By Scott Stewart, PRSA Detroit Diversity Committee
A few months back, I was with some PR professionals and we were discussing diversity in the creative field. We discussed how upon reviewing the teams at many of the local companies, there was one common factor: a lack of diversity. This lack of diversity is mainly centered upon a lack of racial diversity within the field.
It’s only fitting that this conversation was closely followed by the recent, controversial advertisement that PepsiCo put out featuring Kylie Jenner. I’m sure you’ve all seen it, but the premise is that all race and diversity issues can be solved with a) a rich, white celebrity that has never spoken up for race issues, and b) just a can of Pepsi. Who knew?
This advertisement hit on three areas: crisis communications, diversity in the field, and the need of brands to appeal to the social justice expectation of millennials.
Naturally, due to all of the negative social media reaction to the ad referring to the brand as “tone deaf” – Pepsi ended up pulling the ad. Pepsi came out with a statement noting that it was a “global ad that reflects people from different walks of life coming together in a spirit of harmony.” While that intent is always pleasant, this refuses to address the main issue of the ad – the minimization of the social injustices that exist with a simplistic, unrealistic solution. This even elicited a response from Martin Luther King Jr.’s daughter:
This whole controversy could have been avoided, however, if companies increase and truly focus on diversity within the field. How many steps do you believe it took to get this ad approved? Tons, of course – so how couldn’t this have been caught? In many cases, there isn’t enough diversity at all levels of the decision-making process, especially among upper-management. Even for those organizations with some forms of diversity – which is usually a small percentage – many people of color are silenced on issues due to a nervousness of either retaliation for speaking out or being seen as over-sensitive. Both issues that represent a harsh environment for diverse communities.

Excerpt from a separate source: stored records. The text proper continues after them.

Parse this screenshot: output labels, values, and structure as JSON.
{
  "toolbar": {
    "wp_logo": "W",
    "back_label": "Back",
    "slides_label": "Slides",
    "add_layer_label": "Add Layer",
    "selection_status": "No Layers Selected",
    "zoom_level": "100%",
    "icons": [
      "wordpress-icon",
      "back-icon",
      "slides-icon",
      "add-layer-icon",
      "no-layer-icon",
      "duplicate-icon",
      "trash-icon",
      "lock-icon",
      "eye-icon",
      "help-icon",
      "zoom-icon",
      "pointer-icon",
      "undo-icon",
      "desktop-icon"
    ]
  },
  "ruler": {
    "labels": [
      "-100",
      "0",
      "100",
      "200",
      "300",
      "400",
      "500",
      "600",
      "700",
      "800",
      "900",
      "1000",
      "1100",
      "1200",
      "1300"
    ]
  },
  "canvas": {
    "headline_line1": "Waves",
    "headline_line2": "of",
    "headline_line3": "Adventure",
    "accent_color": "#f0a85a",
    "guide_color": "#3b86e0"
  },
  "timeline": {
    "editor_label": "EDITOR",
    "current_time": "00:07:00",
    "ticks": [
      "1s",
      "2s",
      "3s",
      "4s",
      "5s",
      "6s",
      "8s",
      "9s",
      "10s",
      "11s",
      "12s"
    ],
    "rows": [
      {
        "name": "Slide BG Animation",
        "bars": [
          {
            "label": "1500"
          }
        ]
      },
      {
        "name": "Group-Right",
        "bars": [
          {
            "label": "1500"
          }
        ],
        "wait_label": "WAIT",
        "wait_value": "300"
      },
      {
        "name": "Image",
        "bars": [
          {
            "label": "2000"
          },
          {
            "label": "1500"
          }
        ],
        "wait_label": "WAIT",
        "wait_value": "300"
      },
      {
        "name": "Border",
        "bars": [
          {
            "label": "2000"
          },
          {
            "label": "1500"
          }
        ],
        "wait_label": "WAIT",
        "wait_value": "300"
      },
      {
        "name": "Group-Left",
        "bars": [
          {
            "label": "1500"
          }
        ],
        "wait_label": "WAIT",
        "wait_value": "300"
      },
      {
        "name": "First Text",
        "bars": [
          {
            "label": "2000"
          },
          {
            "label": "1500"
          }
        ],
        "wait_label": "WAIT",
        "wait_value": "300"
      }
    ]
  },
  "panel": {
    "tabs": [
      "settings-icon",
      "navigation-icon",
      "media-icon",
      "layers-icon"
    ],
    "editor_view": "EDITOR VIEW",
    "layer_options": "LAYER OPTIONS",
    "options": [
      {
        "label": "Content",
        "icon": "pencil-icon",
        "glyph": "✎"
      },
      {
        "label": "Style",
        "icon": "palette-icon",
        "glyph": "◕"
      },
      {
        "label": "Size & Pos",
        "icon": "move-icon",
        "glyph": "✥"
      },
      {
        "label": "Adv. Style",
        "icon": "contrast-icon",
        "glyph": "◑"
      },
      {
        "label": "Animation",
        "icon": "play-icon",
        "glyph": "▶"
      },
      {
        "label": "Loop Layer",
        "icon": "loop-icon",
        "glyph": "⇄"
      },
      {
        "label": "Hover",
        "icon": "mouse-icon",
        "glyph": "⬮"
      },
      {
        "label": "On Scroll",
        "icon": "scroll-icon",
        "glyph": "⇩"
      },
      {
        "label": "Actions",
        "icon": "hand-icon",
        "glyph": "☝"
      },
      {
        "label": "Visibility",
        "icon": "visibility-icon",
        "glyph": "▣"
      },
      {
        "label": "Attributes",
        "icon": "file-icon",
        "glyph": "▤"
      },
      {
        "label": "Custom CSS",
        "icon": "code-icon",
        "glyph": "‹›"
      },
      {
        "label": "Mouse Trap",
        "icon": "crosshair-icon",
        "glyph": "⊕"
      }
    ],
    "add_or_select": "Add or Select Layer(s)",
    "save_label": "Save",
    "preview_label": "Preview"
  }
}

Scott Stewart is the Marketing and Development Manager for Oakland Integrated Healthcare Network (OIHN), a federally qualified health center in Pontiac, Michigan, as well as the Secretary for the Board of WC SAFE (Wayne County Sexual Assault Forensic Examiners Program). He is a member of PRSA Detroit and serves on the Diversity Committee.